Obama called Dunham “Gramps.” No reviewer asks why he would call the poem “Pop,” a title with certain implications. The case for Gramps as subject is further weakened by the line in the poem, “he switches channels, recites an old poem/ He wrote before his mother died.”
Dunham was a dirty limerick kind of guy, not a poet. More to the point, Dunham’s mother died when he was 8 years old. Davis’ mother died when he was 20 and already established as a poet of promise.
The poem has any number of eye-opening lines, most notoriously “Pop takes another shot, neat/ Points out the same amber/ Stain on his shorts that I’ve got on mine, and/ Makes me smell his smell, coming/ From me.”

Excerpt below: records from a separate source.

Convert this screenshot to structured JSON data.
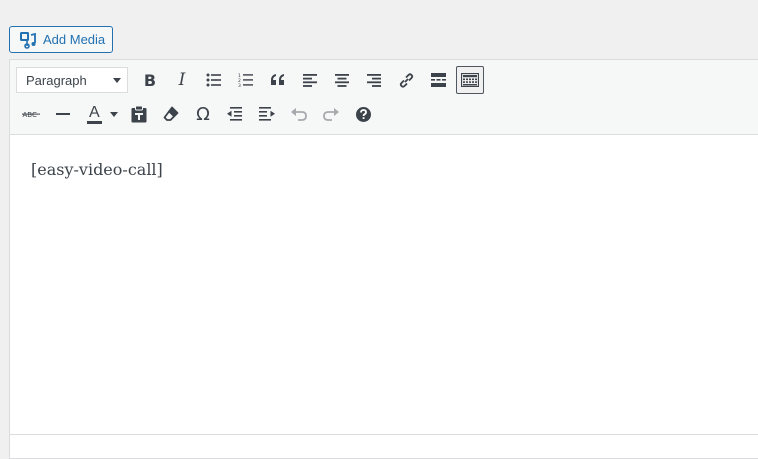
{
  "add_media": {
    "label": "Add Media",
    "icon": "media-icon"
  },
  "toolbar": {
    "format_select": {
      "selected": "Paragraph"
    },
    "row1": [
      {
        "name": "bold-button",
        "icon": "bold-icon",
        "glyph": "B"
      },
      {
        "name": "italic-button",
        "icon": "italic-icon",
        "glyph": "I"
      },
      {
        "name": "bulleted-list-button",
        "icon": "bulleted-list-icon"
      },
      {
        "name": "numbered-list-button",
        "icon": "numbered-list-icon"
      },
      {
        "name": "blockquote-button",
        "icon": "quote-icon",
        "glyph": "❝"
      },
      {
        "name": "align-left-button",
        "icon": "align-left-icon"
      },
      {
        "name": "align-center-button",
        "icon": "align-center-icon"
      },
      {
        "name": "align-right-button",
        "icon": "align-right-icon"
      },
      {
        "name": "insert-link-button",
        "icon": "link-icon"
      },
      {
        "name": "read-more-button",
        "icon": "read-more-icon"
      },
      {
        "name": "toolbar-toggle-button",
        "icon": "keyboard-icon",
        "active": true
      }
    ],
    "row2": [
      {
        "name": "strikethrough-button",
        "icon": "strikethrough-icon",
        "glyph": "ABC"
      },
      {
        "name": "horizontal-line-button",
        "icon": "horizontal-line-icon"
      },
      {
        "name": "text-color-button",
        "icon": "text-color-icon",
        "glyph": "A"
      },
      {
        "name": "paste-as-text-button",
        "icon": "paste-text-icon"
      },
      {
        "name": "clear-formatting-button",
        "icon": "eraser-icon"
      },
      {
        "name": "special-character-button",
        "icon": "omega-icon",
        "glyph": "Ω"
      },
      {
        "name": "decrease-indent-button",
        "icon": "outdent-icon"
      },
      {
        "name": "increase-indent-button",
        "icon": "indent-icon"
      },
      {
        "name": "undo-button",
        "icon": "undo-icon",
        "disabled": true
      },
      {
        "name": "redo-button",
        "icon": "redo-icon",
        "disabled": true
      },
      {
        "name": "keyboard-shortcuts-button",
        "icon": "help-icon"
      }
    ]
  },
  "content": {
    "text": "[easy-video-call]"
  },
  "colors": {
    "accent": "#2271b1",
    "icon": "#3c434a",
    "border": "#dcdcde",
    "toolbar_bg": "#f6f7f7",
    "page_bg": "#f0f0f1"
  }
}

The most innocent explanation for the “amber stain” on the shorts of both mentor and initiate or “his smell, coming/ From me” is that Davis got the teenaged Obama drunk, and they both spilled whiskey on themselves. The private-drinking Obama owns up to in “Dreams from My Father.”
That reading does not explain, however, why the spill is specifically on their shorts and not on their shirts or how Davis’ breath now comes from Obama.
A therapist who blogs under the tag “Neo Neocon” has sensed a darker exchange. She cannot be certain about “outright sexual abuse,” but, she notes, “there is no question that the poem is describing a boundary violation on several levels: this child feels invaded – perhaps even taken over – by this man, and is fighting against that sensation.”
If the reader thinks this poem too sophisticated to have been written by Obama unaided, he is almost assuredly right. In style and content it closely resembles the Davis poem, “To A Young Man,” which the Davis estate has denied me permission to reprint.
After Hawaii, Obama spent 13 not-so-swinging single years on the mainland before he married Michelle in 1992. In “Dreams,” Obama mentions only one girlfriend from that period, a woman who looks and lived suspiciously like Bill Ayers’ old flame, Diana Oughton.
Obama biographer Christopher Andersen tried to confirm this woman’s identity but made little headway. “No one,” he writes, “including his roommate and closest friend at the time, Siddiqi, knew of this mysterious lover’s existence.”
Word to the AP: If you want to write a story about a sexually confused individual, you don’t have to go to Indonesia to find one.